Only the lines containing "screenshot" belong in the answer; find them in the material below.

[Supplied entries — start]

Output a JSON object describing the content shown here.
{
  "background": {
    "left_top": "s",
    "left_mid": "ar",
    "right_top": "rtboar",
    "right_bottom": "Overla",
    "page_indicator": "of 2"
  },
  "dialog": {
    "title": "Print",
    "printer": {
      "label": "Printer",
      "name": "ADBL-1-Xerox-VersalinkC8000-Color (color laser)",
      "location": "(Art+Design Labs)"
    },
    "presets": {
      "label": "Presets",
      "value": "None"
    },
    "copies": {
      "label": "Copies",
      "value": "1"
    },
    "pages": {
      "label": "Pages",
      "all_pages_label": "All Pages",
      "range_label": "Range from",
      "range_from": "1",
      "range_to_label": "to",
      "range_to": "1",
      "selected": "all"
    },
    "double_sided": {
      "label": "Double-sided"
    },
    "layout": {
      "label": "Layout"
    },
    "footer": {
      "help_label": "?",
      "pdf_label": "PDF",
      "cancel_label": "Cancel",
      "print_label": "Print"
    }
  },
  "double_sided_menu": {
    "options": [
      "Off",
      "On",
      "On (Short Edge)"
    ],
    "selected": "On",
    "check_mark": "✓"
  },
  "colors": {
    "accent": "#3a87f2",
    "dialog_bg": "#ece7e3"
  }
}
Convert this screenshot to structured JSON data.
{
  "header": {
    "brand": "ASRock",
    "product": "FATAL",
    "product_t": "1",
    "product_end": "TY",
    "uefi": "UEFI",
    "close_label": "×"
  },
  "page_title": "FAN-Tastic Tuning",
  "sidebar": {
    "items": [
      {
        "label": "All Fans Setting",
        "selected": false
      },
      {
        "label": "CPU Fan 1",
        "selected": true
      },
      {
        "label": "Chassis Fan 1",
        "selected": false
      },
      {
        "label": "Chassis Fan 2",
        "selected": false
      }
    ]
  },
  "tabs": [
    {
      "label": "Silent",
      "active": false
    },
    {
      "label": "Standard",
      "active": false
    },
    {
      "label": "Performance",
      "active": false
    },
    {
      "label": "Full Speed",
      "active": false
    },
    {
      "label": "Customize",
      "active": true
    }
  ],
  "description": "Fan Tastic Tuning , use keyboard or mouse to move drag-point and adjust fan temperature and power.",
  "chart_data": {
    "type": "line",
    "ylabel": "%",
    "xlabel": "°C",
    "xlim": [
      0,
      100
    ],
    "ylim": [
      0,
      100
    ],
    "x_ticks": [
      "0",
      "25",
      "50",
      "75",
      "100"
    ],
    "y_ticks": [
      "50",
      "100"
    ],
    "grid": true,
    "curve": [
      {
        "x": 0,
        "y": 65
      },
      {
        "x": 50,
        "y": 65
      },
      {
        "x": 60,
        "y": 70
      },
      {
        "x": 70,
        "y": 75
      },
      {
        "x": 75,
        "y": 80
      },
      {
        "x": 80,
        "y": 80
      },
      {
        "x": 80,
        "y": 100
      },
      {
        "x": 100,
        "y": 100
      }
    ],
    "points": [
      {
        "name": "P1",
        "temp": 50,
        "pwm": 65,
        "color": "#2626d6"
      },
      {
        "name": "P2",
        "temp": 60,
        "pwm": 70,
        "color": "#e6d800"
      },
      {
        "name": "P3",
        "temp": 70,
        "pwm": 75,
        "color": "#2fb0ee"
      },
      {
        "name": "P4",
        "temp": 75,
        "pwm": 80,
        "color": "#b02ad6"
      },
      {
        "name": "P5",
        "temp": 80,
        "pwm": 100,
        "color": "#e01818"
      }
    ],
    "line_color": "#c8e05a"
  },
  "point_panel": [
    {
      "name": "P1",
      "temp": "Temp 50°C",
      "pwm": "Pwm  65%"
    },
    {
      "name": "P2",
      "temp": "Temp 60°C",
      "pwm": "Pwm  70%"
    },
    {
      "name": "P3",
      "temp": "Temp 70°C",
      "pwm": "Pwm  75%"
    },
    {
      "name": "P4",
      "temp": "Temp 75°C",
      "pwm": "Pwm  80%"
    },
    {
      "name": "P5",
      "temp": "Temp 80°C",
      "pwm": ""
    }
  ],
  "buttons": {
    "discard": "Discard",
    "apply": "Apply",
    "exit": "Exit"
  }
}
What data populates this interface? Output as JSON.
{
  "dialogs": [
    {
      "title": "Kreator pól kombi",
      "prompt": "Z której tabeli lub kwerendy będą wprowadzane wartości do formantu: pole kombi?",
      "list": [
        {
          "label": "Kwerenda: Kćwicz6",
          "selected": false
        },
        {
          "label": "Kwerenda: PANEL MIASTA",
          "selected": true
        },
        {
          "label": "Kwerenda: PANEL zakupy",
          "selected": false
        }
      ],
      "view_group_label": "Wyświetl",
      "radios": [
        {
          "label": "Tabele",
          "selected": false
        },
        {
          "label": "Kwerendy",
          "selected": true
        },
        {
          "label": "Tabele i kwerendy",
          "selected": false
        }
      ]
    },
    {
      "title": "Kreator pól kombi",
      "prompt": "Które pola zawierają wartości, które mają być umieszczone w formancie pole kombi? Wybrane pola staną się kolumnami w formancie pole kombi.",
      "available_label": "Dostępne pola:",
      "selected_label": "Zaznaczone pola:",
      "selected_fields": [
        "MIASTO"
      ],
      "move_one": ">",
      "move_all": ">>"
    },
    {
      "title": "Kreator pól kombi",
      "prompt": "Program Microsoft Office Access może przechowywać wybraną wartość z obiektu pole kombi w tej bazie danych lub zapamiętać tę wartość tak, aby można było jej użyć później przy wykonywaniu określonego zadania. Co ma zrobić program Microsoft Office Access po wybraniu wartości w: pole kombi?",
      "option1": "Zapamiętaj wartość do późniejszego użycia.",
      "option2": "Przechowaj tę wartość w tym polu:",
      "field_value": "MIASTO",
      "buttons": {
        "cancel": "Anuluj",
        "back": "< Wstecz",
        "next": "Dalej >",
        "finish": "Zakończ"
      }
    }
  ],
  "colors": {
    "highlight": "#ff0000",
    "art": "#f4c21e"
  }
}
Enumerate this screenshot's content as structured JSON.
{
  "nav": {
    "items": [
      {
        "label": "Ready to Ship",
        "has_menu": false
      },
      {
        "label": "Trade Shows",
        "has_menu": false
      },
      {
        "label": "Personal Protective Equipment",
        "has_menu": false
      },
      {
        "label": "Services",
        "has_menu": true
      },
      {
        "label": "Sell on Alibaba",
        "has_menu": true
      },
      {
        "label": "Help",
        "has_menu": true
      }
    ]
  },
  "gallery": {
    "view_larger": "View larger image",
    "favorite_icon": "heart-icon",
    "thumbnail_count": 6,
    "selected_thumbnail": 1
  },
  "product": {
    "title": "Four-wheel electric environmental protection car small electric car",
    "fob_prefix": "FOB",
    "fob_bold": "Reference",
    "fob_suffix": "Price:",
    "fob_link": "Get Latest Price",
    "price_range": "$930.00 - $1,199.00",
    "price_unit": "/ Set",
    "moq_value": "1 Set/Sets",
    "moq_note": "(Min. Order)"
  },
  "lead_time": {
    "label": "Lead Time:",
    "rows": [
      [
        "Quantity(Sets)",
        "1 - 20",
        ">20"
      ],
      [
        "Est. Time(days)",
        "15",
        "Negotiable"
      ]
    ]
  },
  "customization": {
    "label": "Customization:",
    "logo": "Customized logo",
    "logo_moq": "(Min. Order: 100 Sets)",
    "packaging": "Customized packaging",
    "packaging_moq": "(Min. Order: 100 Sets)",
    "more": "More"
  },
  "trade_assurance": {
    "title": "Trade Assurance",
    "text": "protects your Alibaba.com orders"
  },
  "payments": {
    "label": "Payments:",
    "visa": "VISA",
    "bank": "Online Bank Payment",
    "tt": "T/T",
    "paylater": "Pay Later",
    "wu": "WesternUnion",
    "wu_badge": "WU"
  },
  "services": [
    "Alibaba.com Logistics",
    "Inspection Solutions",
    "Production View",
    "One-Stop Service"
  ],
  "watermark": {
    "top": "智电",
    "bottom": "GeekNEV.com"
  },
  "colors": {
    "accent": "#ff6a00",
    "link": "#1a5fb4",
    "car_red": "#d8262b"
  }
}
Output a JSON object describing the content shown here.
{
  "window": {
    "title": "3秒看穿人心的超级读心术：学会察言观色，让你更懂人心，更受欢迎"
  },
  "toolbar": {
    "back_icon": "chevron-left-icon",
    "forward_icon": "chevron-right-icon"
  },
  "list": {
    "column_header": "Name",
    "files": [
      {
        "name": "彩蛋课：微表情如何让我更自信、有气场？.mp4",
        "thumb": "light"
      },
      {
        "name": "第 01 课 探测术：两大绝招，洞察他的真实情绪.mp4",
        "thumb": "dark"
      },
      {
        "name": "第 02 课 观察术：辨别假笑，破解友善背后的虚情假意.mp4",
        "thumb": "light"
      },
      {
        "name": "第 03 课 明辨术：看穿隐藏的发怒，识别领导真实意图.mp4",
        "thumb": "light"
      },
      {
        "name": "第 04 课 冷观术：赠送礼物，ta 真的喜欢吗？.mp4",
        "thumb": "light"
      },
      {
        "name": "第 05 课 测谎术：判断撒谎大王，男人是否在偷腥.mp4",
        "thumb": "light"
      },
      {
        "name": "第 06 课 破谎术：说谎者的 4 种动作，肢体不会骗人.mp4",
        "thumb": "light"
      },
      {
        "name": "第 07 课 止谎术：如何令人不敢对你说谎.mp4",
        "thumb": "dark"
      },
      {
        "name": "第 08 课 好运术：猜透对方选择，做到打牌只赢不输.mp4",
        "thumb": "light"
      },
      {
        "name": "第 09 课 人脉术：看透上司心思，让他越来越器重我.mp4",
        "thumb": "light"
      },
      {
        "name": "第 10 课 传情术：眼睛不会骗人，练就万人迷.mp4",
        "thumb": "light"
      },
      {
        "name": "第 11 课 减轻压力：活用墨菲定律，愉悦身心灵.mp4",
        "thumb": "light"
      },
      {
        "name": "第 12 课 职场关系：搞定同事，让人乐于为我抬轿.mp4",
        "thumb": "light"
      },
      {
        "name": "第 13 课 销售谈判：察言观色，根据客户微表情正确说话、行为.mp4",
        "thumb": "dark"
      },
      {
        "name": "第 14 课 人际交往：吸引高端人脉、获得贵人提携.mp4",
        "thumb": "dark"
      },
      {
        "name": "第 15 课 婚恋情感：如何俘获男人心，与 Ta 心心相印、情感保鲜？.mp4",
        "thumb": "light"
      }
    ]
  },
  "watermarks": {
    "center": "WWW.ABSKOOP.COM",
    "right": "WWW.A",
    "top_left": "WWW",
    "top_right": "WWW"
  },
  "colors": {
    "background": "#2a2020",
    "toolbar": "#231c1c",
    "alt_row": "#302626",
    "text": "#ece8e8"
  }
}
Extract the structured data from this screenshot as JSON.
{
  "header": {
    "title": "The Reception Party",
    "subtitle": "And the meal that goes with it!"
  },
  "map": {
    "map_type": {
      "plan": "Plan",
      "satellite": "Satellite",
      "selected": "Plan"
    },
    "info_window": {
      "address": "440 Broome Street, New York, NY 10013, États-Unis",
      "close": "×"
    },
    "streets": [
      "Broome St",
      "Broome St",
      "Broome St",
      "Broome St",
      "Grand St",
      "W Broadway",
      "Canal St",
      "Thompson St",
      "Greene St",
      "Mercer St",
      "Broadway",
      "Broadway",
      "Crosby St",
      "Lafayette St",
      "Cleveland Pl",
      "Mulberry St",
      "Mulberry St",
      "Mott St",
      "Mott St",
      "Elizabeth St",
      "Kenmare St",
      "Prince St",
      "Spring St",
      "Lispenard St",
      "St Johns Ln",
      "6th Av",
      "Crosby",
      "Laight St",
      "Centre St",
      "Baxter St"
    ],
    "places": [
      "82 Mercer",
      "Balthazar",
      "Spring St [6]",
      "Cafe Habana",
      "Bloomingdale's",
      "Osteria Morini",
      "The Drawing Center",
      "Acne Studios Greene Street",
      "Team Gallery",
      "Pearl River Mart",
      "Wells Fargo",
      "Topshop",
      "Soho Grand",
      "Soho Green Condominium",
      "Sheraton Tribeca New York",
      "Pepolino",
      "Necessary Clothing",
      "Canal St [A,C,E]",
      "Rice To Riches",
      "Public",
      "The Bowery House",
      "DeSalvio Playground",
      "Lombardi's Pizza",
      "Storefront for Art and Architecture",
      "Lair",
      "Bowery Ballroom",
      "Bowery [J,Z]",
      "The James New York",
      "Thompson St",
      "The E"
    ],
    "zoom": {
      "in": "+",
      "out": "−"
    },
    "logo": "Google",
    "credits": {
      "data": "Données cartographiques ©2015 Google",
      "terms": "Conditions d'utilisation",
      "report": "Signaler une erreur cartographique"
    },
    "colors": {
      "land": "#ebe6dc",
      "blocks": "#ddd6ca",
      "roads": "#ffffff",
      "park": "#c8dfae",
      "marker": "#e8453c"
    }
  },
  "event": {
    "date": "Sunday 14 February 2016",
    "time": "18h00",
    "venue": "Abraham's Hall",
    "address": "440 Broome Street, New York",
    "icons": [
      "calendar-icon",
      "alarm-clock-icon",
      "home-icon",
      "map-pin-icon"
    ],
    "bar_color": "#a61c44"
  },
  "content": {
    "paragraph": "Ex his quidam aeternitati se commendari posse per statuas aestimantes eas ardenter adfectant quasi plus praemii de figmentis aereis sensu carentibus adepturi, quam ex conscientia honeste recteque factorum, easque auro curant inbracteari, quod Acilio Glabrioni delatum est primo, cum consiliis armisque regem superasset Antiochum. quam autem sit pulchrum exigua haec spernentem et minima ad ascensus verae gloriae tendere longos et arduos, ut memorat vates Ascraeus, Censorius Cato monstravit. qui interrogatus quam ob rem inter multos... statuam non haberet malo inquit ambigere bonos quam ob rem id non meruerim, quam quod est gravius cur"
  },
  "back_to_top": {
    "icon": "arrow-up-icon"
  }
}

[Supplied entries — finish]

# Answer box
Convert this screenshot to structured JSON data.
Enumerate this screenshot's content as structured JSON.
Extract the structured data from this screenshot as JSON.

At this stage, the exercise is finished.